[Extracted records — start]

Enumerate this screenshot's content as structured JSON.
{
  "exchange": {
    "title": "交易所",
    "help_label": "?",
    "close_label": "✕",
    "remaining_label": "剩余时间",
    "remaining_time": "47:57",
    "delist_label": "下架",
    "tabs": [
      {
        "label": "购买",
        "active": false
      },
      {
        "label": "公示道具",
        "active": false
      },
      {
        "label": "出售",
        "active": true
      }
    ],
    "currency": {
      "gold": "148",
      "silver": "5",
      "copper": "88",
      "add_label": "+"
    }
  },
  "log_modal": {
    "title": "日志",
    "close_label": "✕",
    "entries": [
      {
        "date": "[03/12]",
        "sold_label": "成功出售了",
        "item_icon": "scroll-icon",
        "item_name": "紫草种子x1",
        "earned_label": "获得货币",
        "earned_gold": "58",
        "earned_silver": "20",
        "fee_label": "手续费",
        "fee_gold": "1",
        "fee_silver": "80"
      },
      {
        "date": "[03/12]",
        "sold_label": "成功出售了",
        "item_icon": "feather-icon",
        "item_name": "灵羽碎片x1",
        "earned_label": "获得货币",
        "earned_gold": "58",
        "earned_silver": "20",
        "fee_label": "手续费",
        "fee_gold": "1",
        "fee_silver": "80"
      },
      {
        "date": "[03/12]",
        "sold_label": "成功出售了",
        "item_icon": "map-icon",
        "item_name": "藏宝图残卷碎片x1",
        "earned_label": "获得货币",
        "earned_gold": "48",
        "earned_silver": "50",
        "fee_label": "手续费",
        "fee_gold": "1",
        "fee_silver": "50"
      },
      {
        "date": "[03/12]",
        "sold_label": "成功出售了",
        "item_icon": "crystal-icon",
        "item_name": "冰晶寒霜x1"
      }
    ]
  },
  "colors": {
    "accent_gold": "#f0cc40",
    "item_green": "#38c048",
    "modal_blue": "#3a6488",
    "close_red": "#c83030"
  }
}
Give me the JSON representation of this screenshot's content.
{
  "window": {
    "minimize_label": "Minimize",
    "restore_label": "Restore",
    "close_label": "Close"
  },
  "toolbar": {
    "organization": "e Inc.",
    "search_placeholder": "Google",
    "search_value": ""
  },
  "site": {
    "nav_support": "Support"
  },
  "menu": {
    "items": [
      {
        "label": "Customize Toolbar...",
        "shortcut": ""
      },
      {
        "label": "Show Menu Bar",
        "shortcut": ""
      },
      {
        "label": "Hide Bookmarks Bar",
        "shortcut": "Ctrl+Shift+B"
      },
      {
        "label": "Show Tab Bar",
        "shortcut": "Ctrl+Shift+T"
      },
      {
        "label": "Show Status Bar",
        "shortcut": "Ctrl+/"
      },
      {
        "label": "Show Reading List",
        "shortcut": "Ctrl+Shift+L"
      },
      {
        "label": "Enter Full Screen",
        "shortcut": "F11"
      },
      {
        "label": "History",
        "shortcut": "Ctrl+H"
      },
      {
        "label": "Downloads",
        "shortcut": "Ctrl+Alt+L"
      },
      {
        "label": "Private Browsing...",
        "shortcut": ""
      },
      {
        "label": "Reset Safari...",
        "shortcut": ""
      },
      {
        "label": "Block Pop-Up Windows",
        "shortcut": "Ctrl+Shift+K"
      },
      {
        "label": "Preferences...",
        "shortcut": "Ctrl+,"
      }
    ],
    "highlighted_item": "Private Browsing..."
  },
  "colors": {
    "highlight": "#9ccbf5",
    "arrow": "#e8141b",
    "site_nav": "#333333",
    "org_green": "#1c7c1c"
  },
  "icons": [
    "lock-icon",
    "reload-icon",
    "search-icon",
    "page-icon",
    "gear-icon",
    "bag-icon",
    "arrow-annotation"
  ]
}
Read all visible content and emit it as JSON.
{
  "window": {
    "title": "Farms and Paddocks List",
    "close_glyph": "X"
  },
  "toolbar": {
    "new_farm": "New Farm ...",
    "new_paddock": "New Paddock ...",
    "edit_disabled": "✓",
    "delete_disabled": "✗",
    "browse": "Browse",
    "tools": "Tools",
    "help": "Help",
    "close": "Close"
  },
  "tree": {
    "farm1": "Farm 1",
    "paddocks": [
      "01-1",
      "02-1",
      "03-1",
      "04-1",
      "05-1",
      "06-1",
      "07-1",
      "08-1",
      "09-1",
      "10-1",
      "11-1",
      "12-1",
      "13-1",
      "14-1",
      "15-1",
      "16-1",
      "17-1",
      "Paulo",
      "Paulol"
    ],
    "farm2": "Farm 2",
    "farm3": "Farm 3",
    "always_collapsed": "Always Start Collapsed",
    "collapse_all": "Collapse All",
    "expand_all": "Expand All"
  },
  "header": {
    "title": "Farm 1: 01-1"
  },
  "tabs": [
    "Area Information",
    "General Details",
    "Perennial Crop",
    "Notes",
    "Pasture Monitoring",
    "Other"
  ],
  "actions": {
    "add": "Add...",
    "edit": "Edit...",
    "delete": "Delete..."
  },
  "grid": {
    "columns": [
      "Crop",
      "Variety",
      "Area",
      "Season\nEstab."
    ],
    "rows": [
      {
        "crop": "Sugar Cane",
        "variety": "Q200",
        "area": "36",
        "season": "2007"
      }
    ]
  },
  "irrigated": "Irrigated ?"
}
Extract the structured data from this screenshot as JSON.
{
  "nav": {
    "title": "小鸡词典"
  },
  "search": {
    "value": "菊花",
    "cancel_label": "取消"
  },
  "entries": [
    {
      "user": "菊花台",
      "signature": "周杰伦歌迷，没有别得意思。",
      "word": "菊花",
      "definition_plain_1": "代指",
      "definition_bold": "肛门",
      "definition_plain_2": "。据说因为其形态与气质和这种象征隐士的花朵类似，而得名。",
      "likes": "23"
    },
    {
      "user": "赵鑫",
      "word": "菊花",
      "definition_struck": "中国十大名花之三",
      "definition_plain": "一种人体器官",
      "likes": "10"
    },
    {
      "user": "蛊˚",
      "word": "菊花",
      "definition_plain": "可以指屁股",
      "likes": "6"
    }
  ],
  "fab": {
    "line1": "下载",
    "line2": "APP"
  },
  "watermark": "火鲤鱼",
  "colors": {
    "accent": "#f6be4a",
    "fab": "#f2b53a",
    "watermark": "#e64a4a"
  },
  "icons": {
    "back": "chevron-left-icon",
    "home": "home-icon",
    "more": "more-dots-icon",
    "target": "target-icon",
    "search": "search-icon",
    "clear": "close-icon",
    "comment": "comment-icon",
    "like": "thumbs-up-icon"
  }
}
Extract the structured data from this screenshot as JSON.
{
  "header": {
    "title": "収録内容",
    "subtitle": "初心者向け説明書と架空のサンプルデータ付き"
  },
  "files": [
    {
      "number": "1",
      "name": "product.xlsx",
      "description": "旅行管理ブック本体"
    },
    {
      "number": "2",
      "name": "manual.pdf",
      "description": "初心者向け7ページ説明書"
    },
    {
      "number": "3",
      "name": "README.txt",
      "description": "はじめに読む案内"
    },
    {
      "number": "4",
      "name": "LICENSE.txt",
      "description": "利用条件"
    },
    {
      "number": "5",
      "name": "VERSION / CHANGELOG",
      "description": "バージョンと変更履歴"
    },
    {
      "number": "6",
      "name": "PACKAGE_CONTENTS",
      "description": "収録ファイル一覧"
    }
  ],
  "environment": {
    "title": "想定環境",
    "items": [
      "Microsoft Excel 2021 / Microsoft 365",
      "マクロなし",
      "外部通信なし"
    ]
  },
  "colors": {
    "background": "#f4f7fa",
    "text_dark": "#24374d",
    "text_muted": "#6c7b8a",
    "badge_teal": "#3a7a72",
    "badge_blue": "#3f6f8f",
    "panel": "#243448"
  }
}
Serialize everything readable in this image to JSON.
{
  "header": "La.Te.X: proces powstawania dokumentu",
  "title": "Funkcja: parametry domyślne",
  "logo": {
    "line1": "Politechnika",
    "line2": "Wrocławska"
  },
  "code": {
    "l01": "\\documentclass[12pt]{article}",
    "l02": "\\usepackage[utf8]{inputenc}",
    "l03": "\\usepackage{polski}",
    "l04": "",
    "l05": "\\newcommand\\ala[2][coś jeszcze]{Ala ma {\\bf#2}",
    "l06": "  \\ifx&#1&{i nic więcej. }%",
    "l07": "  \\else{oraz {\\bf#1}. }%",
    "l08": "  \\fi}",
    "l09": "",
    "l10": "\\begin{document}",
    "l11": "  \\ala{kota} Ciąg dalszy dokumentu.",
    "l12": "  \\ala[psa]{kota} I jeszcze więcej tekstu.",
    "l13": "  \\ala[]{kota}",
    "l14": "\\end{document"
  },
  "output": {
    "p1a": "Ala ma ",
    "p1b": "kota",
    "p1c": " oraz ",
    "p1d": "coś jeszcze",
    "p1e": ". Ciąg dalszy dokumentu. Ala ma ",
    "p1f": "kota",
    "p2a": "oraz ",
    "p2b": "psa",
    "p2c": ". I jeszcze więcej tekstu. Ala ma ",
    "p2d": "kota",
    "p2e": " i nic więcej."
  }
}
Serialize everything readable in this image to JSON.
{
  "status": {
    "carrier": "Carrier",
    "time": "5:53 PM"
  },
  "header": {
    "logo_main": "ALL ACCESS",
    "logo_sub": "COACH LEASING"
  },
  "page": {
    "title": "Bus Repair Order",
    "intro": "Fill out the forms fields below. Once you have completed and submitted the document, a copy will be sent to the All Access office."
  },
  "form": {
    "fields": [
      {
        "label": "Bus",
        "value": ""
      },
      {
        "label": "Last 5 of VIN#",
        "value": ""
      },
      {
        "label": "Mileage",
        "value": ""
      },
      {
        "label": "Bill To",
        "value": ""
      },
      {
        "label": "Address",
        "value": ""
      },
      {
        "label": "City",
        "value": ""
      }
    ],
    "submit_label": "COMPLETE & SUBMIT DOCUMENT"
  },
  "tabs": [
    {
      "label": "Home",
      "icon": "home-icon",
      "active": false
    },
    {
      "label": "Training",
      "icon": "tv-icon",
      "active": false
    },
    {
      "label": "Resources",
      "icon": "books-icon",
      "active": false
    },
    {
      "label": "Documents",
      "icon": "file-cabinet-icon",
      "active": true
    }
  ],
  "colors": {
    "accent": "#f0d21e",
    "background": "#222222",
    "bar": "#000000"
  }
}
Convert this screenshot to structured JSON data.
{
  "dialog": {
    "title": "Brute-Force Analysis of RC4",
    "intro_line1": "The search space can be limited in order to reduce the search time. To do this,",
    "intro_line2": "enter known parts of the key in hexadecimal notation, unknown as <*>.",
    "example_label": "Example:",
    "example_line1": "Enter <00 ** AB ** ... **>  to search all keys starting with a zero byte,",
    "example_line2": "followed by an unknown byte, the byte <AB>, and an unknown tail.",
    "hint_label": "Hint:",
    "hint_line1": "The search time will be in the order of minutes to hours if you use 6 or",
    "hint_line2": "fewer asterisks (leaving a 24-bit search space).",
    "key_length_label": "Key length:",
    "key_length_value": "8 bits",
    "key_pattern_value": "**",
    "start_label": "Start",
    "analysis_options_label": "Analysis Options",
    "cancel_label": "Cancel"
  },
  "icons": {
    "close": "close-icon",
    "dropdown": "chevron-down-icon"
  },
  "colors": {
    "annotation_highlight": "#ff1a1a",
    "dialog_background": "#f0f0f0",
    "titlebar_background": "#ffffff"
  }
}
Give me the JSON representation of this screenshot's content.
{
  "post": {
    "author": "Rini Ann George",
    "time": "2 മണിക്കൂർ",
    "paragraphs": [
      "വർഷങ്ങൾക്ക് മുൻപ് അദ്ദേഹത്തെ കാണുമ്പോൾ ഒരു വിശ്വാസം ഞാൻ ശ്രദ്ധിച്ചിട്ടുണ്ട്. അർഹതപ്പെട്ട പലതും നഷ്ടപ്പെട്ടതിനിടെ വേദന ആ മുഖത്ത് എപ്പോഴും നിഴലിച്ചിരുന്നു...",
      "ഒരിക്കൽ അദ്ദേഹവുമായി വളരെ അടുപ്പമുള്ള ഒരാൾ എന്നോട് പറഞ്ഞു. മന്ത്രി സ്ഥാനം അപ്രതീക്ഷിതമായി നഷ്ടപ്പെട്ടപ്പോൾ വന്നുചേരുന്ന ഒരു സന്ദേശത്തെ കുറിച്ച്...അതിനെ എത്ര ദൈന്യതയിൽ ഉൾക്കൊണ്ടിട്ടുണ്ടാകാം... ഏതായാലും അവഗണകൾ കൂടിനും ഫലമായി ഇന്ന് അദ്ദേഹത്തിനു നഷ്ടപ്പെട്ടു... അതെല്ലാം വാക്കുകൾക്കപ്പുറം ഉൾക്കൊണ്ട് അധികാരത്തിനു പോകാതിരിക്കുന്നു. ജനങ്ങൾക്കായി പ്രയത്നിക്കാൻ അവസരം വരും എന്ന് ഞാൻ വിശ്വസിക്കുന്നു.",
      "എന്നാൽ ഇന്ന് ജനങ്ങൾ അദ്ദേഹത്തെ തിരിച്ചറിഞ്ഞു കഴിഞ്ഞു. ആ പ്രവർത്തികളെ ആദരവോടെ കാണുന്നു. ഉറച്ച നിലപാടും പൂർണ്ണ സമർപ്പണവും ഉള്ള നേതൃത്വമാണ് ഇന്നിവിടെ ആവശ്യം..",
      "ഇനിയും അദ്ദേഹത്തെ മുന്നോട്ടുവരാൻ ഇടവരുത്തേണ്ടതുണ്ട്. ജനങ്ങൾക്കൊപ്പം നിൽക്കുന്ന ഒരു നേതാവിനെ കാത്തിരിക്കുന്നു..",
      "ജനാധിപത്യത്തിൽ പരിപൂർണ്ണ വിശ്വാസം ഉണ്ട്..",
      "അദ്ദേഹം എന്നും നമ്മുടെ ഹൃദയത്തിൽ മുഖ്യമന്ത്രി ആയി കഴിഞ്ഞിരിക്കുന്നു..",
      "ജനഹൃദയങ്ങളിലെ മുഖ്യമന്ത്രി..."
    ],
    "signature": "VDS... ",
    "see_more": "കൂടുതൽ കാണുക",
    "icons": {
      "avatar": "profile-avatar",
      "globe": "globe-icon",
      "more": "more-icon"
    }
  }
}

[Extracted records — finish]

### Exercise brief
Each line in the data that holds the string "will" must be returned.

### Solution for this exercise
    "intro": "Fill out the forms fields below. Once you have completed and submitted the document, a copy will be sent to the All Access office."
    "hint_line1": "The search time will be in the order of minutes to hours if you use 6 or",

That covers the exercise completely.